No official has been held accountable for the blast, though top officials in the country are believed to have been warned about the presence of the ammonium nitrate.

Why is the investigator's decision controversial?

Bitar was forced to suspend his probe for more than a year after a barrage of lawsuits filed against him, mainly from politicians he had summoned on charges of negligence.

In late 2021, judges retired from a court that had to rule on the complaints filed against Bitar, effectively paralyzing the investigation until they were replaced and the complaints were settled.

When resuming the probe on Monday, Bitar argued that he was acting on the basis of a legal interpretation which challenges the reasons for suspending the investigation in the first place.

The top prosecutor, meanwhile, rejected the resumption of the probe.
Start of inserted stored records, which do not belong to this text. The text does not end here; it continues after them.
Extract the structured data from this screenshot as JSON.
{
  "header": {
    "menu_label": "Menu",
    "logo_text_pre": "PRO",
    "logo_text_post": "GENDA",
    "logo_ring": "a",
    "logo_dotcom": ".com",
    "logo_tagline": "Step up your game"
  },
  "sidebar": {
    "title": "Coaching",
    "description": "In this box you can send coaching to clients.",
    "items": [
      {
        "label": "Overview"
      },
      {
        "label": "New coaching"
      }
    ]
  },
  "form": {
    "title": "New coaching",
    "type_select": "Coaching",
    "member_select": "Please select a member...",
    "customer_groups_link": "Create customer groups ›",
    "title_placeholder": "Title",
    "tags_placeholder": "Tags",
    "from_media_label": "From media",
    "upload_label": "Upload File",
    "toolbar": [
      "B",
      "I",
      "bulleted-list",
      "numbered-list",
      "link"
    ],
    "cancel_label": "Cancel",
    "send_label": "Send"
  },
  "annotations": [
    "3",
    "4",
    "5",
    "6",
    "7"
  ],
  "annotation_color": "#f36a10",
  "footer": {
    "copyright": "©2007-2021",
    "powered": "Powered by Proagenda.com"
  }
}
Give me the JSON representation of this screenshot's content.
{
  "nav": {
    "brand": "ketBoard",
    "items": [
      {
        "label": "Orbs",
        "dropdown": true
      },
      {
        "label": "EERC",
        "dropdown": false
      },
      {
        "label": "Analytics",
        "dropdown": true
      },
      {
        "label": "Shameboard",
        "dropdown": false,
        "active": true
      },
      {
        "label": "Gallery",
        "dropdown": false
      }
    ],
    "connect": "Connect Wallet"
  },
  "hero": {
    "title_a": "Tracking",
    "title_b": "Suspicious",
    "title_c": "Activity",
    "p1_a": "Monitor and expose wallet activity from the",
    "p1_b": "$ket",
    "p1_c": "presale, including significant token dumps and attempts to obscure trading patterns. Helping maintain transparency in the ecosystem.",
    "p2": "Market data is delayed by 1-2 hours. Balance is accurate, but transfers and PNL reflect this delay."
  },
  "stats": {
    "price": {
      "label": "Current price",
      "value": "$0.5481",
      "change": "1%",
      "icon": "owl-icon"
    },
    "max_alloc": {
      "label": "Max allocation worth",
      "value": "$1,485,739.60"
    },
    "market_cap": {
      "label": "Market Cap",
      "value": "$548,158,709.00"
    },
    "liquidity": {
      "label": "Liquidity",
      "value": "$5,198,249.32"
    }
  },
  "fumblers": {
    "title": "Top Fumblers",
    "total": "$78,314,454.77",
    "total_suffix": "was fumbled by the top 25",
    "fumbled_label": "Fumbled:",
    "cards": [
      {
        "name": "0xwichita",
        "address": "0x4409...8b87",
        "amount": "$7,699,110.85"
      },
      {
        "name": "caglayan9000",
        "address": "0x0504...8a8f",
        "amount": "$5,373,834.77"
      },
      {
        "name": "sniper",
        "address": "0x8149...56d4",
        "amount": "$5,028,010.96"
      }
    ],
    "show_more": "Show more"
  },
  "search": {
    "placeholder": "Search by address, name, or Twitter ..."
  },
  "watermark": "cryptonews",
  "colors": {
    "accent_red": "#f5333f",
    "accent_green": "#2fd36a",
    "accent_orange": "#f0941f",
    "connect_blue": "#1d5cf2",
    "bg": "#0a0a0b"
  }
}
He stressed that Bitar's investigation remained suspended, since the complaints filed against the judge had yet to be looked into at court.

The legal intricacies surrounding Bitar's resumption of the investigation are therefore expected to impact the degree to which his decisions are upheld.

A week ago, Bitar met French judges who were visiting Beirut as part of a French investigation into the blast, whose victims included French nationals.

No one has yet been held accountable for Beirut blast: DW's Mohamed Chreyteh

rmt/nm(AFP, AP, Reuters)